Twitter logo is displayed on a mobile phone screen.

Twitter down for more than an hour around world

Site unavailable for users in latest technical difficulty suffered by site since its takeover by Elon Musk

Twitter was unavailable for users around the world for over an hour on Wednesday morning, the latest in a spate of technical difficulties suffered by the site since its takeover by Elon Musk.

Beginning at about 10:20am UK time, visitors to were greeted with error messages. Although the total outage was rapidly fixed, the site remained in effect nonfunctional until well into the afternoon, with users unable to access their “home” feed, despite notifications, profile visits and direct messages still working.

Unusually, users could still post to the site throughout the outage, and the “trending topics” continued to refresh, leading to trends including “#TwitterDown“, “My Twitter” and “Welcome to Twitter”. The “For You” feed, which presents an algorithmic collection of the top tweets across the site, was restored before the home feed.

Since taking over the business in November, new owner and chief executive Elon Musk has launched at least eight waves of punishing layoffs, reducing the headcount from 7,500 before he started to fewer than 2,000 people.

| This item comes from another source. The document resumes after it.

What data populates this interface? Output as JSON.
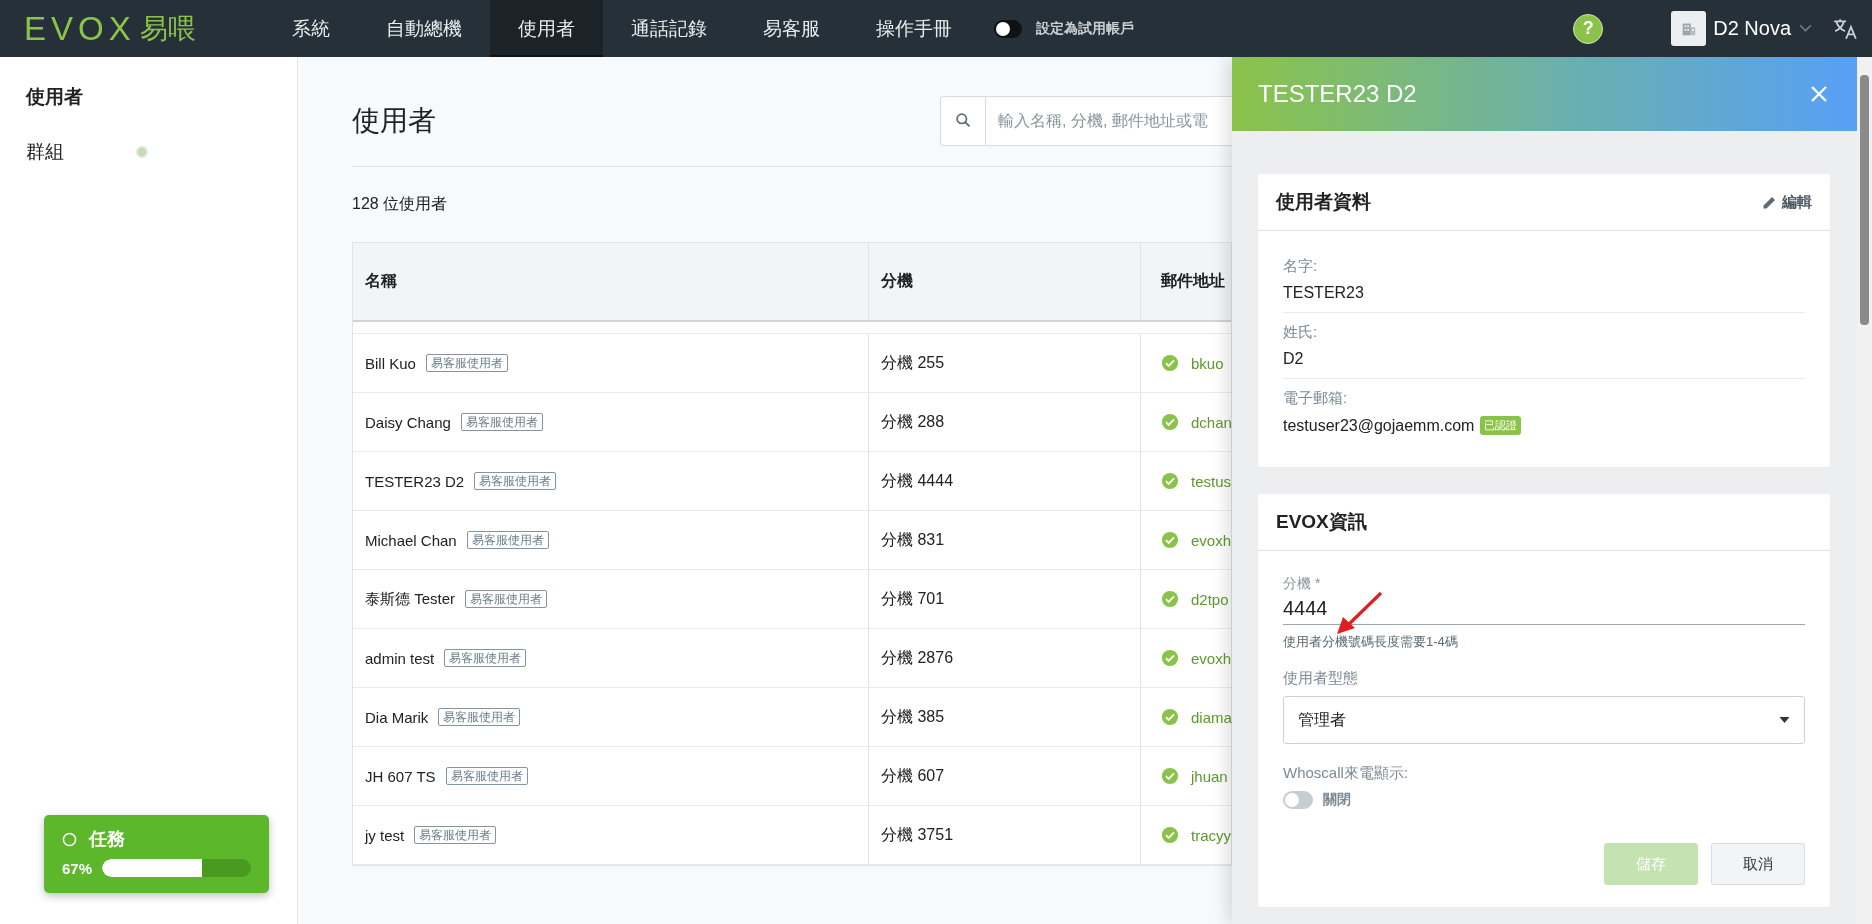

Reports from inside the business have described “critical” teams being laid off in their entirety, with hurriedly promoted replacements struggling to pick up where their departed colleagues left off.

For the remaining staff, communication has also been hampered by other cost-cutting decisions. Twitter has stopped paying rent in locations around the world, reversing Musk’s initial push to force all staff to return to the office, while an unannounced reorganisation of its internal communication platform, Slack, saw employees cut off entirely for more than a day, until access was restored with more than 80,000 pre-existing channels archived.

In November, after the second wave of layoffs – prompted by Musk’s demand that workers sign a pledge to an “extremely hardcore” mode of working – the chief executive reassured onlookers that Twitter would not shut down because of the lack of staff, saying “the best people are staying, so I’m not super worried”.

Despite that, outages at the site have become an increasingly common occurrence. According to NetBlocks, Wednesday’s outage is Twitter’s fifth this year, already putting the platform over halfway towards topping its 2022 total.